A Harrah man who shot at Luther police officers and Oklahoma county law enforcement a year ago will serve prison time. At his blind no contest plea sentencing, Oklahoma County District Judge Amy Palumbo sentenced Bryant Leon Hodges, 43, to 35 years in prison on four counts of shooting with intent to kill, 10 years on a single count of pointing a firearm at another, three years on the charge of failure to possess a distiller’s license, and 10 years on the count of a felon in possession of a firearm. The sentence will be served concurrently.
Luther police responded on Dec. 8, 2021, to a call of a threatened suicide and pointing a gun at the reporting party, his estranged wife, at their north Harrah residence.
The three-hour sentencing proceeding on Dec. 1, 2022, included victim impact statements from Luther police officers and others. In a show of law enforcement solidarity, dozens of Oklahoma County Sheriff deputies and police officers sat in the courtroom. One Luther police reservist who was shot at told the judge, “”we simply responded because we were asked to help, and we were repaid with bullets.” His wife, also a reservist, told the judge, “the entire time, I kept thinking ‘we have to go home, I didn’t say good-bye to our nine-year-old.'”
Luther Police Captain Chris Fetters told the judge: “Bryant Leon Hodges tried to murder me, all because I’m a peace officer.
“After trying to establish contact with Hodges failed, he decided to shoot at me and other law enforcement. The first shot missed an Oklahoma County Detective by a few feet, and the next round struck my patrol unit’s windshield, missing my face by less than six inches.
“Hodges is going to use all kinds of defenses and excuses for his actions that day, but not one time has he apologized or showed any remorse. After the shooting Hodges called his (juvenile) son from the Oklahoma County Detention Center, telling him where he hid the gun and to have him hide it from law enforcement. In the jail, Hodges discussed with family members about using a mental health defense to get a lighter sentence. Even after the last hearing on October 5, Hodges was on the phone with his sister and she relays to him how ‘all the fucking Luther cops were there today at court’ and we’re all ‘fucking pieces of shit.’ That alone shows his family blames us for his actions, not him.”
The standoff lasted four hours and ended peacefully without any gun shots from law enforcement. Involved were the involved the Oklahoma County Sheriff’s Office tactical team, negotiators, and a mental health coordinator. After Hodges’ surrender, law enforcement found two large moonshine stills and a marijuana grow operation, according to OCSO.
As the sentencing began, Judge Palumbo acknowledged the case was emotionally contentious and warned against any outbursts, gestures or reactions, emphasizing her strict rule against having phones in the courtroom, and her ability to charge anyone with contempt of court.
The judge meant it when a member of the district attorney’s office reported a family member was using a smartphone. It turned out to be Hodges’ wife, Melissa McKay, who originally called 911 that day, and has since filed for divorce. She was escorted out of the courtroom after her phone was confiscated. She later returned to the courtroom in handcuffs to testify for the defense.

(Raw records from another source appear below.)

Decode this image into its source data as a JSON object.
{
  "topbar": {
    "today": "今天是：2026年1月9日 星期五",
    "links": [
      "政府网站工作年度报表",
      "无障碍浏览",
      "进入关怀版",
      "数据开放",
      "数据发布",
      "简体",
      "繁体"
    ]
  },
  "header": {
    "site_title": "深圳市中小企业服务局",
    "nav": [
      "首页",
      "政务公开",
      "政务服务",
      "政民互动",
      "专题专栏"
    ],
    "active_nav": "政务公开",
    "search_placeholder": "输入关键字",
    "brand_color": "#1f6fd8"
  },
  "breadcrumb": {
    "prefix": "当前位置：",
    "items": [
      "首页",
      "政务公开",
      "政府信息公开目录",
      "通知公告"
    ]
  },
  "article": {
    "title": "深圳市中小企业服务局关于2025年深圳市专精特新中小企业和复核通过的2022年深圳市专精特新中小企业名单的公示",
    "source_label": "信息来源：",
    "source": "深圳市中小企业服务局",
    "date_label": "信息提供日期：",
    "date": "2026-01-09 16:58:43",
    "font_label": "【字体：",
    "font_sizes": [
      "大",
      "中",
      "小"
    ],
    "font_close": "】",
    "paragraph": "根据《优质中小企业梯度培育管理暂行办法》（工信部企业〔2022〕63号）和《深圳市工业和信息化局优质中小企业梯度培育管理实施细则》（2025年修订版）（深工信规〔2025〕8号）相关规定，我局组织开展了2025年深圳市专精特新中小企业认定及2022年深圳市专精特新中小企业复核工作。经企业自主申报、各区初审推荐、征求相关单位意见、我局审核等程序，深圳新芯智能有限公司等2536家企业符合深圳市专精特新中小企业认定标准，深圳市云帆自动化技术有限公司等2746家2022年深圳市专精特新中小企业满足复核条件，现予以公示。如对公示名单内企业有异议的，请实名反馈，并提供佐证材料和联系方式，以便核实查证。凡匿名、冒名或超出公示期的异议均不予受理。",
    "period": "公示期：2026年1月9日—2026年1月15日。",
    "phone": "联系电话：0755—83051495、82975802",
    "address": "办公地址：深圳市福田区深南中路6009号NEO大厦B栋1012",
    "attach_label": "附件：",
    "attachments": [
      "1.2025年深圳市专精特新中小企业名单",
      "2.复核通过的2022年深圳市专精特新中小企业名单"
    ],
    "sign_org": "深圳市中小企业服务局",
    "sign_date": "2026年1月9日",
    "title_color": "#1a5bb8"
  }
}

McKay testified that her husband had been her best friend until about five years ago after being together for 24 years. She described financial struggles that includes bankruptcy, loss of family members, addiction, and mental health issues. Tearfully, she said he had called her at work that day, suicidal, and when she got there he put a gun to her head. She was able to leave and called police because, “I wanted them to come help.”
Hodges’ other sister testified that her brother had been exposed to years of childhood violence and sexual trauma, suffered from substance abuse addiction and that she had taken him to many mental health appointments over the years. “He has said to me he is sorry. I still love him. This has torn our family apart. He’s a good guy and we miss him.”
The state presented evidence regarding Hodges’ phonecalls with another family member that included an alleged ploy to smuggle narcotic-laced paperwork into the jail.
The prosecutor told the judge that Hodges didn’t expect the state to listen to those calls and it backfired big time. She said that indeed Hodges has many struggles but was using depression, and a bad childhood as an excuse to shoot at law enforcement. “It’s by the grace of God that he wasn’t a good shot and we didn’t have more funerals for law enforcement.”
The judge said she carefully studied the Pre-Sentencing Investigation and said the evidence was astounding and overwhelming that Hodges wanted “suicide by cop,” that day. Judge Palumbo said, “I don’t think you’re not a great shot,” responding to his defense attorney’s assertions that Hodges was skilled at shooting and didn’t intend to hit law enforcement. The judge said bullets came within inches of officers and he could have literally stolen children’s parents by his actions.
After sentencing, Hodges was taken back to the jail, and a contempt hearing began for McKay.
She told the judge she did not record anything and was only fidgeting with her phone because she was nervous about testifying. However, when the judge asked a deputy to review the phone, it was discovered that McKay had been recording video, and sent disparaging comments and video via text about the judge.
The judge initially sentenced her to 48 hours in jail on the contempt charge. In tears, McKay told the judge she could not miss more work or would lose her home. Ultimately, she was ordered to eight hours of community service.